Within a few days, 34 multiple choice questions were posted, addressing the course’s six sections. Based on my notes and a few Google searches on topics that the quiz setter had included but that hadn’t been addressed in lectures, I was able to receive a final score of 100 across all the multiple choice quizzes. A new notification appeared on my edX sign-in page: My PDF certificate was now available.

I was now a certified master of Xi Jinping Thought.

In essence, Xi Jinping Thought is not all that different from his predecessors’. People, development, reform, ecological civilization, innovation, opening—anyone who has spent any time in Beijing in the last 40 years will consider these terms all too familiar terrain. But the unwavering emphasis on Xi Jinping Thought as fundamentally new is different, and the greatest takeaway from the class was in fact the state of political and intellectual life in China today under Xi’s leadership.
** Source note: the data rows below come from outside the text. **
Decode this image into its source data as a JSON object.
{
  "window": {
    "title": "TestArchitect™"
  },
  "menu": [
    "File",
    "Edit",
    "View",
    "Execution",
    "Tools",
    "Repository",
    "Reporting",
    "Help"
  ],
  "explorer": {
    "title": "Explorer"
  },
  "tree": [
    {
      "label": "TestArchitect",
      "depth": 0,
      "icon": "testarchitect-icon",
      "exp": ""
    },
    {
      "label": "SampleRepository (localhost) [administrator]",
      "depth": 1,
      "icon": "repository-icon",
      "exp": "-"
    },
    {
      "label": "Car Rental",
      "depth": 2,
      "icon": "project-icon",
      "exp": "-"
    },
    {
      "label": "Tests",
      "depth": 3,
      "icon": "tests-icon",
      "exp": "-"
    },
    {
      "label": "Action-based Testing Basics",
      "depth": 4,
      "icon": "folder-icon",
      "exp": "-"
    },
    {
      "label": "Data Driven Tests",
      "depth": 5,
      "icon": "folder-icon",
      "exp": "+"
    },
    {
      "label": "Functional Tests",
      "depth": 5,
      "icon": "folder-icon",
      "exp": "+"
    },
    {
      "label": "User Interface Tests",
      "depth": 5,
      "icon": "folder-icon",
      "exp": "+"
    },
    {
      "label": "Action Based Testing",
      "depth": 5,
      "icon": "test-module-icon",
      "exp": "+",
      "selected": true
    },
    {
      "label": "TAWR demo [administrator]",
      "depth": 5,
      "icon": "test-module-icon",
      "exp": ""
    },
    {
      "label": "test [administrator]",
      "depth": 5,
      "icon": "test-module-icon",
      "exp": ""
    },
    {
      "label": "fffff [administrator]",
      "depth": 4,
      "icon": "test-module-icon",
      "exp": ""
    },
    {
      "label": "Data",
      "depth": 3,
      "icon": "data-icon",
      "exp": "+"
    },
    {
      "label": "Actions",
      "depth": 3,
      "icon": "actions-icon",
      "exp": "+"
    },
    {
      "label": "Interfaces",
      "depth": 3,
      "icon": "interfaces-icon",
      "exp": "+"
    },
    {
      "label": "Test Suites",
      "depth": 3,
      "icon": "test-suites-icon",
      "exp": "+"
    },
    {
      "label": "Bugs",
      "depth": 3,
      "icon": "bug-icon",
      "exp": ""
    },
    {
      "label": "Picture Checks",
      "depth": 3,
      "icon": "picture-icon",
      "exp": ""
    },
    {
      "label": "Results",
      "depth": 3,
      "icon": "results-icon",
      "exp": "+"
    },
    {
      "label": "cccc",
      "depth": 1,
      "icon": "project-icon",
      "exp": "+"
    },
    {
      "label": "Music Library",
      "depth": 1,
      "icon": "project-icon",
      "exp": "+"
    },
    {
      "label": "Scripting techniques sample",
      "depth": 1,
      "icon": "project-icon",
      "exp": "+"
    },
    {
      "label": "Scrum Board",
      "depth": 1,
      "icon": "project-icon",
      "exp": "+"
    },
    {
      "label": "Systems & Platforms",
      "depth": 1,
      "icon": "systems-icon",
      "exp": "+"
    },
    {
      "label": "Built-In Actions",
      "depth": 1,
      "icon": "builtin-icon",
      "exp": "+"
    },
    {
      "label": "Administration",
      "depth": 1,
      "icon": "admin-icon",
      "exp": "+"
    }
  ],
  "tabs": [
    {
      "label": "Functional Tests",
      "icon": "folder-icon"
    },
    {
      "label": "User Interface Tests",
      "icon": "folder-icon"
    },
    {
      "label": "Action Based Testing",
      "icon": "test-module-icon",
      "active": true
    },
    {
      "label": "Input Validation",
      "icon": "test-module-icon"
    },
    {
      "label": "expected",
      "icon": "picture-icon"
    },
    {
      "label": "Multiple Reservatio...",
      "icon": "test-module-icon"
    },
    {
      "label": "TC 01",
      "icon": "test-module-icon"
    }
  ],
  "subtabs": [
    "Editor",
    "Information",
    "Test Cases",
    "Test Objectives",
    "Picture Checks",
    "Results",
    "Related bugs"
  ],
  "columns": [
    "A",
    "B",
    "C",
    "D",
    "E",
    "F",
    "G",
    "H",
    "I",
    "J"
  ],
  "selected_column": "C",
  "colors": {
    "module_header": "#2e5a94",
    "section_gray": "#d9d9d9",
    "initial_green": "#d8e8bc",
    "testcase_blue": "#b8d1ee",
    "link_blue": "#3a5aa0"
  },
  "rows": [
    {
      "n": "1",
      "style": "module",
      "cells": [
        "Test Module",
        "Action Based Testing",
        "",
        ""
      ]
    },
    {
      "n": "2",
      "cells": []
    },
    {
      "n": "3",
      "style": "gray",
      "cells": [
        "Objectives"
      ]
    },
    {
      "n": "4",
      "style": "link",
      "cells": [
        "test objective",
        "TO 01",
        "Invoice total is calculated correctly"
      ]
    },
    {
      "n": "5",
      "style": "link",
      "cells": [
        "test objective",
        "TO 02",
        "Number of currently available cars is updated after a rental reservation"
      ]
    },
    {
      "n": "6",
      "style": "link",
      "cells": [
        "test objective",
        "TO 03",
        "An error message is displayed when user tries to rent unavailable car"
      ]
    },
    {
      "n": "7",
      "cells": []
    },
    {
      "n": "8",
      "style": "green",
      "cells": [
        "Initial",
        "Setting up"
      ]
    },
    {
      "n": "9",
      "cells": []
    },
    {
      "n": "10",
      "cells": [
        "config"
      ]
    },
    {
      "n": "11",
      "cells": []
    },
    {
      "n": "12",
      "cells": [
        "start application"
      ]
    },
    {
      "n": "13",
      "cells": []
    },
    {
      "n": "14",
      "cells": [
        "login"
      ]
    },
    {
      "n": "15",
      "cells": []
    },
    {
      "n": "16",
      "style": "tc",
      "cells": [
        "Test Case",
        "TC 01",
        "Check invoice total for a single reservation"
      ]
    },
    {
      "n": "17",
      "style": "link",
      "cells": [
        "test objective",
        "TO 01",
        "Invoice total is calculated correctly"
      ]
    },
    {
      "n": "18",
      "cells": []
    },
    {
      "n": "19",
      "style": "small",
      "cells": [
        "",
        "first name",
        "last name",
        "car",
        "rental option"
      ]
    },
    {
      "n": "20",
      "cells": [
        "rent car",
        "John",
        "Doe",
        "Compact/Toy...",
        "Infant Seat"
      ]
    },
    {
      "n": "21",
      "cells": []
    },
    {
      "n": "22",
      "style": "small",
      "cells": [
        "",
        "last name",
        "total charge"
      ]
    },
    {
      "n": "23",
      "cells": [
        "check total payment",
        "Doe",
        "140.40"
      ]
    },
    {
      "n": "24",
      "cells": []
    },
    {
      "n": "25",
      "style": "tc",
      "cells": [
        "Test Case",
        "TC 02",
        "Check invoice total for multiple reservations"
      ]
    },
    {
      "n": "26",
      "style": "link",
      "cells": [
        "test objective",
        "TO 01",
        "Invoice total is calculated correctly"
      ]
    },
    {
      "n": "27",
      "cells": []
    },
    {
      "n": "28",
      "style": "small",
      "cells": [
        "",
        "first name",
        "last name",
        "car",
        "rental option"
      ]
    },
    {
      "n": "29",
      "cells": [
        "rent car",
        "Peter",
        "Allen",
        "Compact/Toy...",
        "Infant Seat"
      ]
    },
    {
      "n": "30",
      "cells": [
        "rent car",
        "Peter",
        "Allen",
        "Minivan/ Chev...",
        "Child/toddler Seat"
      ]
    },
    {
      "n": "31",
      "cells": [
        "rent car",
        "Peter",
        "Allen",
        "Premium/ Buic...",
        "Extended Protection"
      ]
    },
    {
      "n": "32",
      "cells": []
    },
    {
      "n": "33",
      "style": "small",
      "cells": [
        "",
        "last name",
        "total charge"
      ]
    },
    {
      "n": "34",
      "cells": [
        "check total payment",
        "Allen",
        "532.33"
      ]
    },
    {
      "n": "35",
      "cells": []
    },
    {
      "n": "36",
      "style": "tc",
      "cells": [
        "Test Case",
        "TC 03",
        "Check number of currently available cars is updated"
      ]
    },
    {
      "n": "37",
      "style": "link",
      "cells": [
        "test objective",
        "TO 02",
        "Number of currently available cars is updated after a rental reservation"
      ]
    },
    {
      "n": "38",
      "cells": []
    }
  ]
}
The Chinese government claims to be building “world-class universities.” It has designated 42 universities as qualified to develop to “world-class” level by 2049, the 100th anniversary of the Communist takeover. Tsinghua University, the content provider for this particular course, is regarded as one of the leading academic institutions in China today, ranked 22nd in the World University Rankings.

But at the same time, China is clearly dedicated to enforcing an ever greater degree of ideological purity in higher education. Several universities have in recent years established institutes for research on Xi Jinping Thought. Researchers seeking funds must include slavish praise of Xi in their bids, and money flows, even in relatively free Hong Kong, to anything related to Xi’s pet project, the Belt and Road Initiative. Even the smallest deviation from the Xi line means exclusion or persecution: Just last week, Zhao Siyun of Zhejiang University of Media and Communications received an official reprimand for a speech advocating the ideal of the “public intellectual” who comments on national affairs. Such matters, I assume, are now the sole purview of Xi himself.

There is a fundamental incompatibility between these two goals: One cannot simultaneously have world-class universities and rigid ideological servitude. Nowhere is this contradiction more glaring than in this course on Xi Jinping Thought, which gives a global community of learners an unprecedented opportunity to observe the poverty of China’s state-enforced ideology. It comes across as a cash-rich North Korea. Yet some committee decided that this particular course would be an appropriate way to introduce Tsinghua’s “world-class” education to the world. Perhaps, most likely, once the idea of offering such a course on a global platform was raised, no one at Tsinghua had the courage to raise any questions or doubts.

Nor, of course, did edX see any problem with this. Assuming that edX has quality controls, someone there also greenlighted this empty paean to a dictator who has overseen the arrest of hundreds of human rights lawyers, the destruction of civil society, and the arbitrary and indefinite detention of more than a million Muslims in internment camps.

These dangers, in the end, are the real lessons of Xi Jinping Thought—a subject in which, I remind you, I have a verified certificate.

Kevin Carrico is a lecturer in Chinese studies at Macquarie University, the translator of Tibet on Fire, and the author of The Great Han: Race, Nationalism, and Tradition in China Today.